§ Work order
Restate each record below word for word, skipping images.

§ Supplied data
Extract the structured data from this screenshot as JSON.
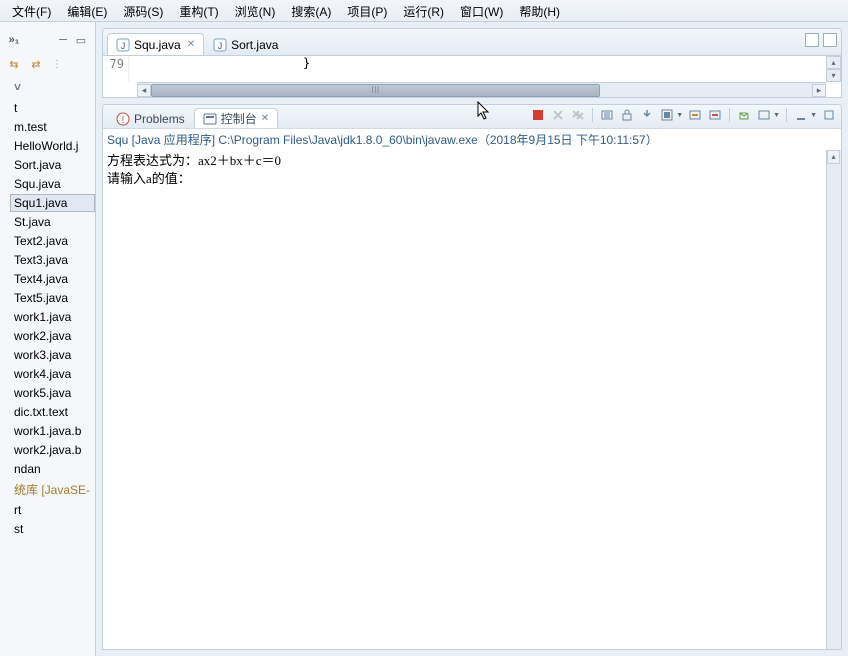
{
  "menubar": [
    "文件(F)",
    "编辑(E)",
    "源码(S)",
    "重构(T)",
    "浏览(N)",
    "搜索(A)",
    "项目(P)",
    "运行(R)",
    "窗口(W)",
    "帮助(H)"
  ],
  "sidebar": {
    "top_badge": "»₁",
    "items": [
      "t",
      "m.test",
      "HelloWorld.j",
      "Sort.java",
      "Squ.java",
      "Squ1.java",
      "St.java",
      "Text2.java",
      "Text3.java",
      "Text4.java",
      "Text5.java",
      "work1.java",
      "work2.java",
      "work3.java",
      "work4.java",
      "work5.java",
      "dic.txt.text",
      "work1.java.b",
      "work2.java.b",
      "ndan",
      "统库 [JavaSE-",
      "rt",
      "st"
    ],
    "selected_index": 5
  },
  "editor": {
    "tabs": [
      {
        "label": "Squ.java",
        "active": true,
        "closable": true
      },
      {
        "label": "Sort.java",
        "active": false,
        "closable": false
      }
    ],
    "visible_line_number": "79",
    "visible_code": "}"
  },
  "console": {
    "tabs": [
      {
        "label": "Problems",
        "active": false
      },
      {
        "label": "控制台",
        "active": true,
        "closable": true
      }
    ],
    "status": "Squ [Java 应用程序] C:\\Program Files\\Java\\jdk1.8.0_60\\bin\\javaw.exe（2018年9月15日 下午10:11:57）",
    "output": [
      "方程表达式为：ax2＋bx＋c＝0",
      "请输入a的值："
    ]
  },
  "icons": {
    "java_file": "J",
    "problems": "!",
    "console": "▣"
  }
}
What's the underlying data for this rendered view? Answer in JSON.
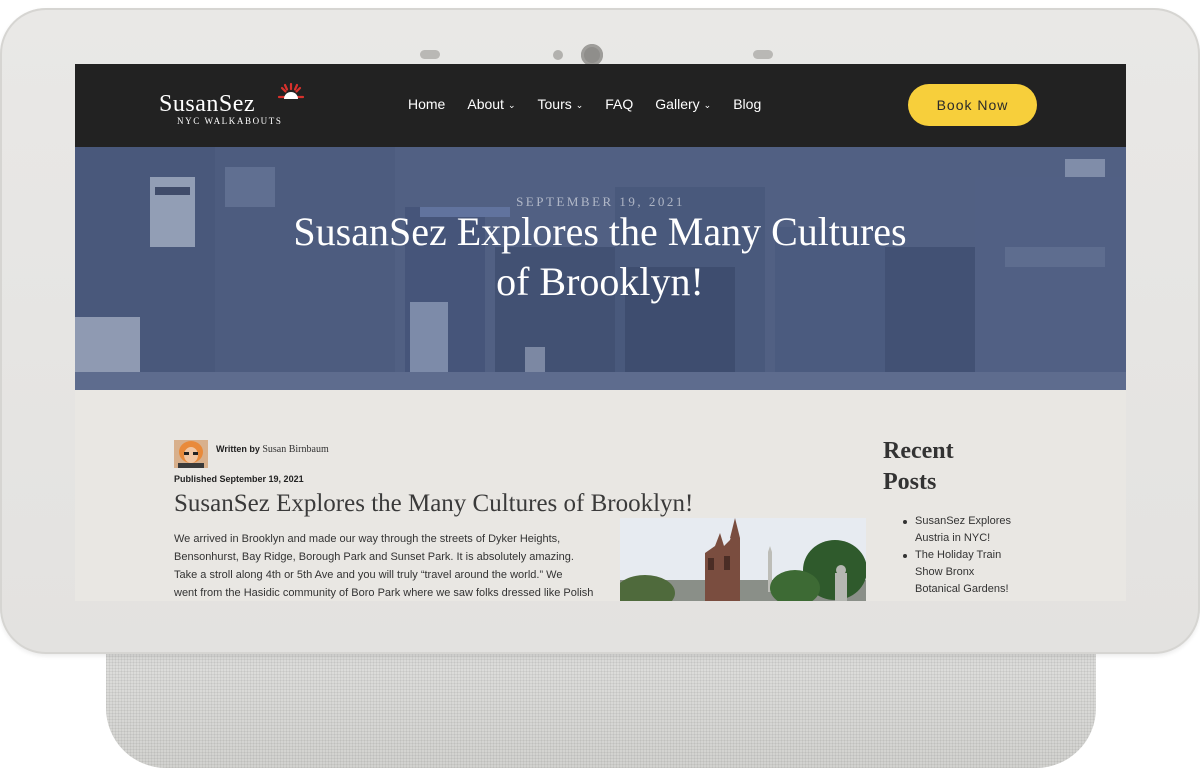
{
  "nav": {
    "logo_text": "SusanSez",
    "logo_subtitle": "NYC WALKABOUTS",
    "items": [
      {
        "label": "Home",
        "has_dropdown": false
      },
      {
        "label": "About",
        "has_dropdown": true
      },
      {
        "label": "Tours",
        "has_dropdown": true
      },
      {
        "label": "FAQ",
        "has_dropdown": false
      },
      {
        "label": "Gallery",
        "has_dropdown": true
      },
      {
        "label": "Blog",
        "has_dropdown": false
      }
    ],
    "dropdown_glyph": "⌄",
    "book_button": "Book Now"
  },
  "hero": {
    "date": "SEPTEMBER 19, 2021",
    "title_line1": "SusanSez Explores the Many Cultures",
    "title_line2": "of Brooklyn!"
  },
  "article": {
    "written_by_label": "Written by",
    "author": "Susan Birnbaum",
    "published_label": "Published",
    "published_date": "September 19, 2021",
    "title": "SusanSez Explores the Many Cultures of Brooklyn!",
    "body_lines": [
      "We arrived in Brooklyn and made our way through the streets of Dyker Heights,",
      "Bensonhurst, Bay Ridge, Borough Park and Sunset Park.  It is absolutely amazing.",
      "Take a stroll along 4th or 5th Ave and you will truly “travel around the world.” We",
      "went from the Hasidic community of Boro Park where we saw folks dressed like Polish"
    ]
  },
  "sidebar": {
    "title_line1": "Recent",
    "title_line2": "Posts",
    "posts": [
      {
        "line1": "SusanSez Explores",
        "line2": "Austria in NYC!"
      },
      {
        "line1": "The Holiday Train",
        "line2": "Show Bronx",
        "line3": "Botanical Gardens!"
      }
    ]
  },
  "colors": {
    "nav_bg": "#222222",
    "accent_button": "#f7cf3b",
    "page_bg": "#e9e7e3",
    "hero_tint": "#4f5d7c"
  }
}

§ Result of this task
Extract the structured data from this screenshot as JSON.
{
  "menubar": [
    "文件(F)",
    "编辑(E)",
    "源码(S)",
    "重构(T)",
    "浏览(N)",
    "搜索(A)",
    "项目(P)",
    "运行(R)",
    "窗口(W)",
    "帮助(H)"
  ],
  "sidebar": {
    "top_badge": "»₁",
    "items": [
      "t",
      "m.test",
      "HelloWorld.j",
      "Sort.java",
      "Squ.java",
      "Squ1.java",
      "St.java",
      "Text2.java",
      "Text3.java",
      "Text4.java",
      "Text5.java",
      "work1.java",
      "work2.java",
      "work3.java",
      "work4.java",
      "work5.java",
      "dic.txt.text",
      "work1.java.b",
      "work2.java.b",
      "ndan",
      "统库 [JavaSE-",
      "rt",
      "st"
    ],
    "selected_index": 5
  },
  "editor": {
    "tabs": [
      {
        "label": "Squ.java",
        "active": true,
        "closable": true
      },
      {
        "label": "Sort.java",
        "active": false,
        "closable": false
      }
    ],
    "visible_line_number": "79",
    "visible_code": "}"
  },
  "console": {
    "tabs": [
      {
        "label": "Problems",
        "active": false
      },
      {
        "label": "控制台",
        "active": true,
        "closable": true
      }
    ],
    "status": "Squ [Java 应用程序] C:\\Program Files\\Java\\jdk1.8.0_60\\bin\\javaw.exe（2018年9月15日 下午10:11:57）",
    "output": [
      "方程表达式为：ax2＋bx＋c＝0",
      "请输入a的值："
    ]
  },
  "icons": {
    "java_file": "J",
    "problems": "!",
    "console": "▣"
  }
}
What's the underlying data for this rendered view? Answer in JSON.
{
  "nav": {
    "logo_text": "SusanSez",
    "logo_subtitle": "NYC WALKABOUTS",
    "items": [
      {
        "label": "Home",
        "has_dropdown": false
      },
      {
        "label": "About",
        "has_dropdown": true
      },
      {
        "label": "Tours",
        "has_dropdown": true
      },
      {
        "label": "FAQ",
        "has_dropdown": false
      },
      {
        "label": "Gallery",
        "has_dropdown": true
      },
      {
        "label": "Blog",
        "has_dropdown": false
      }
    ],
    "dropdown_glyph": "⌄",
    "book_button": "Book Now"
  },
  "hero": {
    "date": "SEPTEMBER 19, 2021",
    "title_line1": "SusanSez Explores the Many Cultures",
    "title_line2": "of Brooklyn!"
  },
  "article": {
    "written_by_label": "Written by",
    "author": "Susan Birnbaum",
    "published_label": "Published",
    "published_date": "September 19, 2021",
    "title": "SusanSez Explores the Many Cultures of Brooklyn!",
    "body_lines": [
      "We arrived in Brooklyn and made our way through the streets of Dyker Heights,",
      "Bensonhurst, Bay Ridge, Borough Park and Sunset Park.  It is absolutely amazing.",
      "Take a stroll along 4th or 5th Ave and you will truly “travel around the world.” We",
      "went from the Hasidic community of Boro Park where we saw folks dressed like Polish"
    ]
  },
  "sidebar": {
    "title_line1": "Recent",
    "title_line2": "Posts",
    "posts": [
      {
        "line1": "SusanSez Explores",
        "line2": "Austria in NYC!"
      },
      {
        "line1": "The Holiday Train",
        "line2": "Show Bronx",
        "line3": "Botanical Gardens!"
      }
    ]
  },
  "colors": {
    "nav_bg": "#222222",
    "accent_button": "#f7cf3b",
    "page_bg": "#e9e7e3",
    "hero_tint": "#4f5d7c"
  }
}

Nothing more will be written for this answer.